====== WORKING DATA

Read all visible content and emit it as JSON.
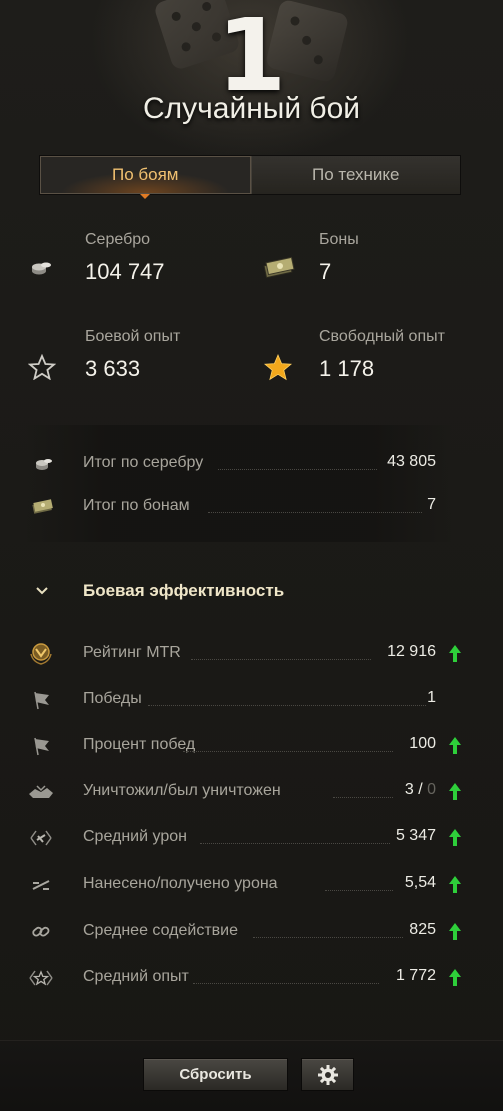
{
  "header": {
    "rank": "1",
    "title": "Случайный бой"
  },
  "tabs": [
    {
      "label": "По боям",
      "active": true
    },
    {
      "label": "По технике",
      "active": false
    }
  ],
  "earnings": {
    "credits": {
      "label": "Серебро",
      "value": "104 747",
      "icon": "credits-icon"
    },
    "bonds": {
      "label": "Боны",
      "value": "7",
      "icon": "bonds-icon"
    },
    "battle_xp": {
      "label": "Боевой опыт",
      "value": "3 633",
      "icon": "star-outline-icon"
    },
    "free_xp": {
      "label": "Свободный опыт",
      "value": "1 178",
      "icon": "star-gold-icon"
    }
  },
  "totals": [
    {
      "label": "Итог по серебру",
      "value": "43 805",
      "icon": "credits-icon"
    },
    {
      "label": "Итог по бонам",
      "value": "7",
      "icon": "bonds-icon"
    }
  ],
  "section": {
    "title": "Боевая эффективность",
    "icon": "chevron-down-icon"
  },
  "stats": [
    {
      "label": "Рейтинг MTR",
      "value": "12 916",
      "icon": "mtr-rating-icon",
      "trend": "up"
    },
    {
      "label": "Победы",
      "value": "1",
      "icon": "flag-icon",
      "trend": "none"
    },
    {
      "label": "Процент побед",
      "value": "100",
      "icon": "flag-icon",
      "trend": "up"
    },
    {
      "label": "Уничтожил/был уничтожен",
      "value": "3",
      "value_secondary": "0",
      "icon": "destroyed-tank-icon",
      "trend": "up"
    },
    {
      "label": "Средний урон",
      "value": "5 347",
      "icon": "damage-icon",
      "trend": "up"
    },
    {
      "label": "Нанесено/получено урона",
      "value": "5,54",
      "icon": "damage-ratio-icon",
      "trend": "up"
    },
    {
      "label": "Среднее содействие",
      "value": "825",
      "icon": "assist-link-icon",
      "trend": "up"
    },
    {
      "label": "Средний опыт",
      "value": "1 772",
      "icon": "xp-star-icon",
      "trend": "up"
    }
  ],
  "footer": {
    "reset_label": "Сбросить",
    "settings_icon": "gear-icon"
  },
  "colors": {
    "accent": "#f0c070",
    "trend_up": "#2ecf3a",
    "gold_star": "#f2a81c"
  }
}
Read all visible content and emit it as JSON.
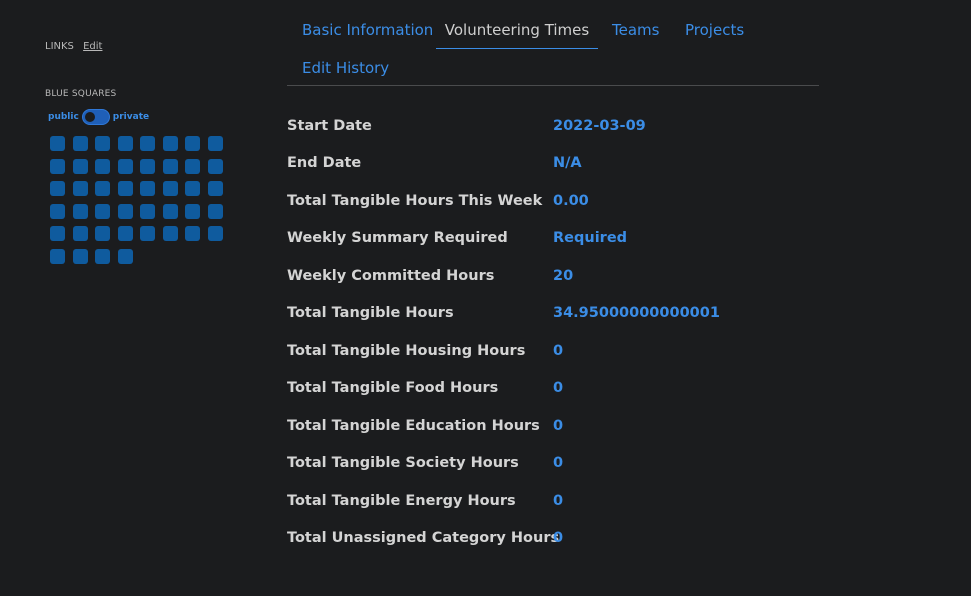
{
  "sidebar": {
    "links_label": "LINKS",
    "links_edit": "Edit",
    "blue_squares_label": "BLUE SQUARES",
    "toggle_public": "public",
    "toggle_private": "private",
    "blue_squares_count": 44
  },
  "tabs": [
    {
      "label": "Basic Information",
      "active": false
    },
    {
      "label": "Volunteering Times",
      "active": true
    },
    {
      "label": "Teams",
      "active": false
    },
    {
      "label": "Projects",
      "active": false
    },
    {
      "label": "Edit History",
      "active": false
    }
  ],
  "info_rows": [
    {
      "label": "Start Date",
      "value": "2022-03-09"
    },
    {
      "label": "End Date",
      "value": "N/A"
    },
    {
      "label": "Total Tangible Hours This Week",
      "value": "0.00"
    },
    {
      "label": "Weekly Summary Required",
      "value": "Required"
    },
    {
      "label": "Weekly Committed Hours",
      "value": "20"
    },
    {
      "label": "Total Tangible Hours",
      "value": "34.95000000000001"
    },
    {
      "label": "Total Tangible Housing Hours",
      "value": "0"
    },
    {
      "label": "Total Tangible Food Hours",
      "value": "0"
    },
    {
      "label": "Total Tangible Education Hours",
      "value": "0"
    },
    {
      "label": "Total Tangible Society Hours",
      "value": "0"
    },
    {
      "label": "Total Tangible Energy Hours",
      "value": "0"
    },
    {
      "label": "Total Unassigned Category Hours",
      "value": "0"
    }
  ],
  "colors": {
    "background": "#1b1c1e",
    "accent": "#3b8de6",
    "square": "#0f5b9e"
  }
}
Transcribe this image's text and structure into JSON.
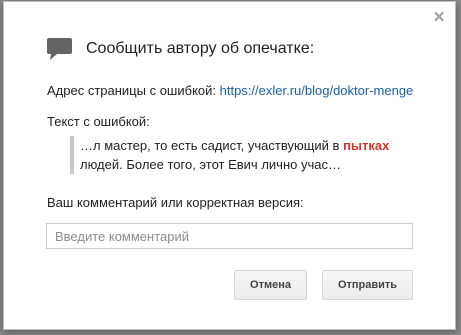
{
  "dialog": {
    "title": "Сообщить автору об опечатке:",
    "close_glyph": "×",
    "url_label": "Адрес страницы с ошибкой:",
    "url_value": "https://exler.ru/blog/doktor-menge",
    "text_label": "Текст с ошибкой:",
    "quote": {
      "before": "…л мастер, то есть садист, участвующий в ",
      "highlight": "пытках",
      "after": " людей. Более того, этот Евич лично учас…"
    },
    "comment_label": "Ваш комментарий или корректная версия:",
    "comment_placeholder": "Введите комментарий",
    "comment_value": "",
    "buttons": {
      "cancel": "Отмена",
      "send": "Отправить"
    }
  },
  "icons": {
    "header": "speech-bubble-icon",
    "close": "close-icon"
  },
  "colors": {
    "link": "#1a5fa8",
    "highlight": "#d0342c",
    "overlay": "#6d6d6d",
    "dialog_bg": "#ffffff"
  }
}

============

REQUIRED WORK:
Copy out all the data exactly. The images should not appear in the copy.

YOUR RESPONSE:
Read all visible content and emit it as JSON.
{
  "header": {
    "rank": "1",
    "title": "Случайный бой"
  },
  "tabs": [
    {
      "label": "По боям",
      "active": true
    },
    {
      "label": "По технике",
      "active": false
    }
  ],
  "earnings": {
    "credits": {
      "label": "Серебро",
      "value": "104 747",
      "icon": "credits-icon"
    },
    "bonds": {
      "label": "Боны",
      "value": "7",
      "icon": "bonds-icon"
    },
    "battle_xp": {
      "label": "Боевой опыт",
      "value": "3 633",
      "icon": "star-outline-icon"
    },
    "free_xp": {
      "label": "Свободный опыт",
      "value": "1 178",
      "icon": "star-gold-icon"
    }
  },
  "totals": [
    {
      "label": "Итог по серебру",
      "value": "43 805",
      "icon": "credits-icon"
    },
    {
      "label": "Итог по бонам",
      "value": "7",
      "icon": "bonds-icon"
    }
  ],
  "section": {
    "title": "Боевая эффективность",
    "icon": "chevron-down-icon"
  },
  "stats": [
    {
      "label": "Рейтинг MTR",
      "value": "12 916",
      "icon": "mtr-rating-icon",
      "trend": "up"
    },
    {
      "label": "Победы",
      "value": "1",
      "icon": "flag-icon",
      "trend": "none"
    },
    {
      "label": "Процент побед",
      "value": "100",
      "icon": "flag-icon",
      "trend": "up"
    },
    {
      "label": "Уничтожил/был уничтожен",
      "value": "3",
      "value_secondary": "0",
      "icon": "destroyed-tank-icon",
      "trend": "up"
    },
    {
      "label": "Средний урон",
      "value": "5 347",
      "icon": "damage-icon",
      "trend": "up"
    },
    {
      "label": "Нанесено/получено урона",
      "value": "5,54",
      "icon": "damage-ratio-icon",
      "trend": "up"
    },
    {
      "label": "Среднее содействие",
      "value": "825",
      "icon": "assist-link-icon",
      "trend": "up"
    },
    {
      "label": "Средний опыт",
      "value": "1 772",
      "icon": "xp-star-icon",
      "trend": "up"
    }
  ],
  "footer": {
    "reset_label": "Сбросить",
    "settings_icon": "gear-icon"
  },
  "colors": {
    "accent": "#f0c070",
    "trend_up": "#2ecf3a",
    "gold_star": "#f2a81c"
  }
}
Read all visible content and emit it as JSON.
{
  "sidebar": {
    "links_label": "LINKS",
    "links_edit": "Edit",
    "blue_squares_label": "BLUE SQUARES",
    "toggle_public": "public",
    "toggle_private": "private",
    "blue_squares_count": 44
  },
  "tabs": [
    {
      "label": "Basic Information",
      "active": false
    },
    {
      "label": "Volunteering Times",
      "active": true
    },
    {
      "label": "Teams",
      "active": false
    },
    {
      "label": "Projects",
      "active": false
    },
    {
      "label": "Edit History",
      "active": false
    }
  ],
  "info_rows": [
    {
      "label": "Start Date",
      "value": "2022-03-09"
    },
    {
      "label": "End Date",
      "value": "N/A"
    },
    {
      "label": "Total Tangible Hours This Week",
      "value": "0.00"
    },
    {
      "label": "Weekly Summary Required",
      "value": "Required"
    },
    {
      "label": "Weekly Committed Hours",
      "value": "20"
    },
    {
      "label": "Total Tangible Hours",
      "value": "34.95000000000001"
    },
    {
      "label": "Total Tangible Housing Hours",
      "value": "0"
    },
    {
      "label": "Total Tangible Food Hours",
      "value": "0"
    },
    {
      "label": "Total Tangible Education Hours",
      "value": "0"
    },
    {
      "label": "Total Tangible Society Hours",
      "value": "0"
    },
    {
      "label": "Total Tangible Energy Hours",
      "value": "0"
    },
    {
      "label": "Total Unassigned Category Hours",
      "value": "0"
    }
  ],
  "colors": {
    "background": "#1b1c1e",
    "accent": "#3b8de6",
    "square": "#0f5b9e"
  }
}
Transcribe this image's text and structure into JSON.
{
  "dialog": {
    "title": "Сообщить автору об опечатке:",
    "close_glyph": "×",
    "url_label": "Адрес страницы с ошибкой:",
    "url_value": "https://exler.ru/blog/doktor-menge",
    "text_label": "Текст с ошибкой:",
    "quote": {
      "before": "…л мастер, то есть садист, участвующий в ",
      "highlight": "пытках",
      "after": " людей. Более того, этот Евич лично учас…"
    },
    "comment_label": "Ваш комментарий или корректная версия:",
    "comment_placeholder": "Введите комментарий",
    "comment_value": "",
    "buttons": {
      "cancel": "Отмена",
      "send": "Отправить"
    }
  },
  "icons": {
    "header": "speech-bubble-icon",
    "close": "close-icon"
  },
  "colors": {
    "link": "#1a5fa8",
    "highlight": "#d0342c",
    "overlay": "#6d6d6d",
    "dialog_bg": "#ffffff"
  }
}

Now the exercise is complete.